▶ [Instructions to follow] Each of the lines below must be written out exactly as shown.
::: Data listing
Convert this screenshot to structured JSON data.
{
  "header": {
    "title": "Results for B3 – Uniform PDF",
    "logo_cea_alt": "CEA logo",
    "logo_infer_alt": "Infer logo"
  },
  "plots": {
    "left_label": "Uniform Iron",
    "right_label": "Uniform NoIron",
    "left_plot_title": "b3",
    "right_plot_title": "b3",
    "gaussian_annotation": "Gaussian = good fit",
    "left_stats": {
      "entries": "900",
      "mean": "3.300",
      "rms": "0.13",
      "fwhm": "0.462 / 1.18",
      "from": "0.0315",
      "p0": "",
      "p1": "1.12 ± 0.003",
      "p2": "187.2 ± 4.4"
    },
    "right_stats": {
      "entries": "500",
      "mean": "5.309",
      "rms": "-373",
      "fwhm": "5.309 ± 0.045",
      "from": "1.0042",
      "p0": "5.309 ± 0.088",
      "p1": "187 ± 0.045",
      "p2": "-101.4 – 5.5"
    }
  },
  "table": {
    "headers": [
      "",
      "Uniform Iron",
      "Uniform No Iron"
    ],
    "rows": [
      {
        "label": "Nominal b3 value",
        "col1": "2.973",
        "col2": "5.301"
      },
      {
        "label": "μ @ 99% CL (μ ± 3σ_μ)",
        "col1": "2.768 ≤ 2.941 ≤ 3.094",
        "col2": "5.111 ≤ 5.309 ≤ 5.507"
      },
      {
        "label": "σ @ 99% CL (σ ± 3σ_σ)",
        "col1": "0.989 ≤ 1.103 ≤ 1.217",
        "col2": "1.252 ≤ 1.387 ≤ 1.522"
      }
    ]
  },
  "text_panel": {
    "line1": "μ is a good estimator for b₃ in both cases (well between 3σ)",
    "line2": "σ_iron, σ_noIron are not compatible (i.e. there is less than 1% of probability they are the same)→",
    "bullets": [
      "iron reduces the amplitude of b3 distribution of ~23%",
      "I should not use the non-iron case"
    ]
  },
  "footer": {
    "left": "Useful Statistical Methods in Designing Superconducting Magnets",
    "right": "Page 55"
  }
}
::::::
▶ [Answer space]
Convert this screenshot to structured JSON data.
{
  "header": {
    "title": "Results for B3 – Uniform PDF",
    "logo_cea_alt": "CEA logo",
    "logo_infer_alt": "Infer logo"
  },
  "plots": {
    "left_label": "Uniform Iron",
    "right_label": "Uniform NoIron",
    "left_plot_title": "b3",
    "right_plot_title": "b3",
    "gaussian_annotation": "Gaussian = good fit",
    "left_stats": {
      "entries": "900",
      "mean": "3.300",
      "rms": "0.13",
      "fwhm": "0.462 / 1.18",
      "from": "0.0315",
      "p0": "",
      "p1": "1.12 ± 0.003",
      "p2": "187.2 ± 4.4"
    },
    "right_stats": {
      "entries": "500",
      "mean": "5.309",
      "rms": "-373",
      "fwhm": "5.309 ± 0.045",
      "from": "1.0042",
      "p0": "5.309 ± 0.088",
      "p1": "187 ± 0.045",
      "p2": "-101.4 – 5.5"
    }
  },
  "table": {
    "headers": [
      "",
      "Uniform Iron",
      "Uniform No Iron"
    ],
    "rows": [
      {
        "label": "Nominal b3 value",
        "col1": "2.973",
        "col2": "5.301"
      },
      {
        "label": "μ @ 99% CL (μ ± 3σ_μ)",
        "col1": "2.768 ≤ 2.941 ≤ 3.094",
        "col2": "5.111 ≤ 5.309 ≤ 5.507"
      },
      {
        "label": "σ @ 99% CL (σ ± 3σ_σ)",
        "col1": "0.989 ≤ 1.103 ≤ 1.217",
        "col2": "1.252 ≤ 1.387 ≤ 1.522"
      }
    ]
  },
  "text_panel": {
    "line1": "μ is a good estimator for b₃ in both cases (well between 3σ)",
    "line2": "σ_iron, σ_noIron are not compatible (i.e. there is less than 1% of probability they are the same)→",
    "bullets": [
      "iron reduces the amplitude of b3 distribution of ~23%",
      "I should not use the non-iron case"
    ]
  },
  "footer": {
    "left": "Useful Statistical Methods in Designing Superconducting Magnets",
    "right": "Page 55"
  }
}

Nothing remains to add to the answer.